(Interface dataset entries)
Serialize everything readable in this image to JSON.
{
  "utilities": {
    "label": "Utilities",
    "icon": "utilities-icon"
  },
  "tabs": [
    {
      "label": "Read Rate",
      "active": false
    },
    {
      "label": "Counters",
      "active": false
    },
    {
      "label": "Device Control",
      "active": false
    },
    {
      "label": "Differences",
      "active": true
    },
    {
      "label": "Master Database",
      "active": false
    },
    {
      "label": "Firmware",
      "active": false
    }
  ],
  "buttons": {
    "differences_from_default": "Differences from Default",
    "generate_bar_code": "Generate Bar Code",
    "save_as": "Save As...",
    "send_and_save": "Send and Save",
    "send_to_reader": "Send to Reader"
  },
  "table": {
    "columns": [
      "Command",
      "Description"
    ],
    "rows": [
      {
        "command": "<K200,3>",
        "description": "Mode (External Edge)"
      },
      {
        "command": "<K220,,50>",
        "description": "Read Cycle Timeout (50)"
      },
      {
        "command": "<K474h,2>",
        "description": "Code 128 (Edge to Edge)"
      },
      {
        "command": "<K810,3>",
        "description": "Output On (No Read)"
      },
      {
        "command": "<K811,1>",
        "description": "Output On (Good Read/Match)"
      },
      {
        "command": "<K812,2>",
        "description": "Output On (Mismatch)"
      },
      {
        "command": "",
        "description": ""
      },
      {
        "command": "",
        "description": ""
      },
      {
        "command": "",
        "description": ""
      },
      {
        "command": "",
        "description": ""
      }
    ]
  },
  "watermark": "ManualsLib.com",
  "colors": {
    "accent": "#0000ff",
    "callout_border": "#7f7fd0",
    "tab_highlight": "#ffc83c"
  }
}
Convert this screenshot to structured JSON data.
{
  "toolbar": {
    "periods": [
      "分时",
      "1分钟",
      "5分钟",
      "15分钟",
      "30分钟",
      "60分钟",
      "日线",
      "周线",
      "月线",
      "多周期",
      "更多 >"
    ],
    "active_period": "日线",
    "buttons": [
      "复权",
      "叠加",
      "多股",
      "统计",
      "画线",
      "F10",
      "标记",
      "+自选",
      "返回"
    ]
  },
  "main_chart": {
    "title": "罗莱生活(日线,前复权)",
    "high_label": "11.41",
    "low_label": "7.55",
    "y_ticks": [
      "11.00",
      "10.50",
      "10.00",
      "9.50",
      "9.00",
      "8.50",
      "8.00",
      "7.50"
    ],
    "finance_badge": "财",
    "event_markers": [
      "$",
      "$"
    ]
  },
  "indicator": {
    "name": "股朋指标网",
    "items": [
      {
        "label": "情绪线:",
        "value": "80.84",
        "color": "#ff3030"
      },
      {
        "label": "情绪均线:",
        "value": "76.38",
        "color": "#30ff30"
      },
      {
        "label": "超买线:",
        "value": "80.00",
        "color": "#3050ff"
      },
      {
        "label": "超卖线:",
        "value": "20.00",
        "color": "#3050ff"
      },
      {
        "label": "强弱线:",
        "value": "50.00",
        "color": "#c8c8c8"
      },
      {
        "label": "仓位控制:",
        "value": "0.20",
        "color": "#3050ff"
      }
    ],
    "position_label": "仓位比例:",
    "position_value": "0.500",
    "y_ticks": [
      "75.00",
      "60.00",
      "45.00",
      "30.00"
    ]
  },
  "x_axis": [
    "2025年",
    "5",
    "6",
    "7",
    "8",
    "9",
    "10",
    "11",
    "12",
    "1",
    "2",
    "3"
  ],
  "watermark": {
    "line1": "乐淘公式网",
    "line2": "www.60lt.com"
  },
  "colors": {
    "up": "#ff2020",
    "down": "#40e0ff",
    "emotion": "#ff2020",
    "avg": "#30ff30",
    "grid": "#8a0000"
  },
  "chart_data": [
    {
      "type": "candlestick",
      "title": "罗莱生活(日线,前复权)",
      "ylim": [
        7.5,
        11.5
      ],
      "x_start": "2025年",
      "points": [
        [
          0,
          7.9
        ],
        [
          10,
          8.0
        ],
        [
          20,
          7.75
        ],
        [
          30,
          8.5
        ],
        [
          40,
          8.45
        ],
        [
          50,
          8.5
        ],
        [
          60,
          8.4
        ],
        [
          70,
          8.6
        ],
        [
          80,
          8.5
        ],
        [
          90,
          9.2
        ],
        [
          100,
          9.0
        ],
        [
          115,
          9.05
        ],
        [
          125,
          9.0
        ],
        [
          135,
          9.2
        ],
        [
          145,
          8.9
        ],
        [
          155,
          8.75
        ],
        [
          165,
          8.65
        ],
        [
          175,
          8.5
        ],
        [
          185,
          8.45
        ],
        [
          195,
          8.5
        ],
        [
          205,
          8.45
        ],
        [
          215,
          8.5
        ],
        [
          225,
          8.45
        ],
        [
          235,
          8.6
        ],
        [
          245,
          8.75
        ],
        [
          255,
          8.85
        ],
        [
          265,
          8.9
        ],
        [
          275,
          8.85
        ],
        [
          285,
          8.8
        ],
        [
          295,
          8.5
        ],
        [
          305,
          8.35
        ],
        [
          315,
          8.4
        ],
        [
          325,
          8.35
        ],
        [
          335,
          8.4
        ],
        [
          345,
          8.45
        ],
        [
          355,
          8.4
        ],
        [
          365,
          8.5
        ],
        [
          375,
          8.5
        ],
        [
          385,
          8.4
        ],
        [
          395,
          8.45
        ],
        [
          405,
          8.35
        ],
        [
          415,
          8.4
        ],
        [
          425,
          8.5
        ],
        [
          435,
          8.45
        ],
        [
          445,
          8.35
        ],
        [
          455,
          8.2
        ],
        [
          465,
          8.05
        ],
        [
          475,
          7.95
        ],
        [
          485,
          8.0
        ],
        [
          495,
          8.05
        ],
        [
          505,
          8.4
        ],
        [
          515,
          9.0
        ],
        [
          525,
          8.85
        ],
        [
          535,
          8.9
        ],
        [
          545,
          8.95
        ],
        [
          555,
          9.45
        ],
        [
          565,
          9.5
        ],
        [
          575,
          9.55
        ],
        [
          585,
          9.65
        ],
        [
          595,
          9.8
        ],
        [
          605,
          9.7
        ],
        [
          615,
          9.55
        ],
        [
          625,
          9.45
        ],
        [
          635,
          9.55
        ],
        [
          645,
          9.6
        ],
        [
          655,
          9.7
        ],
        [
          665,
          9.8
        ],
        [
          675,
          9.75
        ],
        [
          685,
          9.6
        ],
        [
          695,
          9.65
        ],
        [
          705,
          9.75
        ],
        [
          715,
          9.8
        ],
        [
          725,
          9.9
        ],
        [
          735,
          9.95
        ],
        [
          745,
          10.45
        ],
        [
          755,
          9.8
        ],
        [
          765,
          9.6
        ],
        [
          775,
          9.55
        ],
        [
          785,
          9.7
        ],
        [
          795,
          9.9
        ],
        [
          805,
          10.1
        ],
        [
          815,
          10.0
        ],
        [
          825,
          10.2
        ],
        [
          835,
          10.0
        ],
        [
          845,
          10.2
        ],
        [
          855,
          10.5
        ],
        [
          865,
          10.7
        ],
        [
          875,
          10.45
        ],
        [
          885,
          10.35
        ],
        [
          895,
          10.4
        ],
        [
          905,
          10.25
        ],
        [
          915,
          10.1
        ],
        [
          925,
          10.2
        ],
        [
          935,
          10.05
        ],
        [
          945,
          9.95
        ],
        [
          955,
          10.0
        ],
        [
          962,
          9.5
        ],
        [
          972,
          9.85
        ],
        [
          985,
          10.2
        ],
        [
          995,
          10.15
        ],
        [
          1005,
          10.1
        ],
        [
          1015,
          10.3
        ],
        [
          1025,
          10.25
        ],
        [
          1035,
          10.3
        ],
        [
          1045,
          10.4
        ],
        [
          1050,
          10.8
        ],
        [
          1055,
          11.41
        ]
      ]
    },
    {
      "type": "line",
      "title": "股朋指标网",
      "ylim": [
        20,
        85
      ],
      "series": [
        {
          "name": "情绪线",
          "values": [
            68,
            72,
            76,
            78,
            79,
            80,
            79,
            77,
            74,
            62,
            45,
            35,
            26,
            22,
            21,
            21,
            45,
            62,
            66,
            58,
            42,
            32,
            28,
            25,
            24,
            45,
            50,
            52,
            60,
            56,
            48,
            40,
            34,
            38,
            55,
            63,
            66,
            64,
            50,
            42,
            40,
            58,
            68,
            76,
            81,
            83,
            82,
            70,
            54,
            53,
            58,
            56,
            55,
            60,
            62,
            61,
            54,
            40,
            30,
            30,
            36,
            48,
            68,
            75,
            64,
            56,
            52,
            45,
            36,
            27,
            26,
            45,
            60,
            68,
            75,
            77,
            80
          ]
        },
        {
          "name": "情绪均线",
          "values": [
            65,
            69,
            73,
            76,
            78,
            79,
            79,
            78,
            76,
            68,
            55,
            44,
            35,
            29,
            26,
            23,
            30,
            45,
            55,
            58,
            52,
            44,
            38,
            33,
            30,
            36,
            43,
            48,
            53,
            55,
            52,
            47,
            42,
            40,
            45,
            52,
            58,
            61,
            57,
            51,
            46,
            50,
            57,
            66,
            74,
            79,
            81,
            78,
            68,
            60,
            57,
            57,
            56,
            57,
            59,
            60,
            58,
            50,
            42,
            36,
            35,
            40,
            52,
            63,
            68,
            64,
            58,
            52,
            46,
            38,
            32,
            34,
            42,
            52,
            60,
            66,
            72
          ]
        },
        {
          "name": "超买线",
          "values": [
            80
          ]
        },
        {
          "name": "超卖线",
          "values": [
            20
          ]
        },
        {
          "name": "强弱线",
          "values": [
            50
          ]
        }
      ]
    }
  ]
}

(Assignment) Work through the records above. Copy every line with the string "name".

(Answer box)
    "name": "股朋指标网",
          "name": "情绪线",
          "name": "情绪均线",
          "name": "超买线",
          "name": "超卖线",
          "name": "强弱线",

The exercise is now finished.